▶ What is expected
Pull every line holding the word "icon" out of the data and copy it.

▶ Data about app and page elements
____
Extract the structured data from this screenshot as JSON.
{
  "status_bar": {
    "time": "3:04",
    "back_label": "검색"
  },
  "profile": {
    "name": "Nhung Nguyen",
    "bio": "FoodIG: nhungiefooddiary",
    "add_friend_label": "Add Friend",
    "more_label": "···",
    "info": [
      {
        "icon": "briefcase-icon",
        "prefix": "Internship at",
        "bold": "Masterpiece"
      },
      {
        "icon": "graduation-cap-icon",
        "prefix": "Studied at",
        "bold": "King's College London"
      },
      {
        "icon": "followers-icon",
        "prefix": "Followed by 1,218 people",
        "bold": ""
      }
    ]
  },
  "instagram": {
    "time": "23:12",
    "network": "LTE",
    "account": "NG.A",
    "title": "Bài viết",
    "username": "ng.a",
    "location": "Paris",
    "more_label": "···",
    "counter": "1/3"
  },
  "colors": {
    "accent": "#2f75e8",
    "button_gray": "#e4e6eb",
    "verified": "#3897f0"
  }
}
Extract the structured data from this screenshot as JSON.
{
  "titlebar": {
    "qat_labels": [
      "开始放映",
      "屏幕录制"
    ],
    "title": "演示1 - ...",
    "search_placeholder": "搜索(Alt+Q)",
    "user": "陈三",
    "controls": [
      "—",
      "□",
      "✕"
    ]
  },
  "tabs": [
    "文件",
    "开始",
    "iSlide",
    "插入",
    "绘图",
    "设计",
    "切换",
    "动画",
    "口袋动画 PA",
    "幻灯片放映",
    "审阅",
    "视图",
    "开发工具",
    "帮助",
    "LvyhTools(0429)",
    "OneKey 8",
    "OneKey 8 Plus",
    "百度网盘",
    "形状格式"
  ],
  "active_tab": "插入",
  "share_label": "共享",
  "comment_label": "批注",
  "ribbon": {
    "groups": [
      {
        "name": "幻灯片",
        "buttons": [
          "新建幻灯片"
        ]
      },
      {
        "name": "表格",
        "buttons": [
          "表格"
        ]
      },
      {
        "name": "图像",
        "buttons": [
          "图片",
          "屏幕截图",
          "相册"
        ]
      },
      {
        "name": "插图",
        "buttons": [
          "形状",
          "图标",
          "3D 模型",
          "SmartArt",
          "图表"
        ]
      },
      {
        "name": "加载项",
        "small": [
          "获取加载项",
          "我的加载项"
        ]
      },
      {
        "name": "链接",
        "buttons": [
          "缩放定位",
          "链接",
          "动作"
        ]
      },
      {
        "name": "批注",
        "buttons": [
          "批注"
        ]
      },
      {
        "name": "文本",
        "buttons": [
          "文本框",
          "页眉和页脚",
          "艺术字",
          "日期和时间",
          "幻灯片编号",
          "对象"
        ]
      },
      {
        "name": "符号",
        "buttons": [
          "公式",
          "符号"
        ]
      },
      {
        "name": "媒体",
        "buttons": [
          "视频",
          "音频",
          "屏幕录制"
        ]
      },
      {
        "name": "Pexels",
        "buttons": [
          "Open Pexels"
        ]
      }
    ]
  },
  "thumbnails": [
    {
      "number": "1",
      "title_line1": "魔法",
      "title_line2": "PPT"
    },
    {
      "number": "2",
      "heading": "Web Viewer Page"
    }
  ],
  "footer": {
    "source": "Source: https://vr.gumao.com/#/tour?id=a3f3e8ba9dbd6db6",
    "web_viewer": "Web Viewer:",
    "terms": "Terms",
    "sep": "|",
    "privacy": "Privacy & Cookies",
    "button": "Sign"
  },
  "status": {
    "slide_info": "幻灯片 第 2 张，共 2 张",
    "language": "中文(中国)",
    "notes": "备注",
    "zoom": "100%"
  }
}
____
▶ Task answer
        "icon": "briefcase-icon",
        "icon": "graduation-cap-icon",
        "icon": "followers-icon",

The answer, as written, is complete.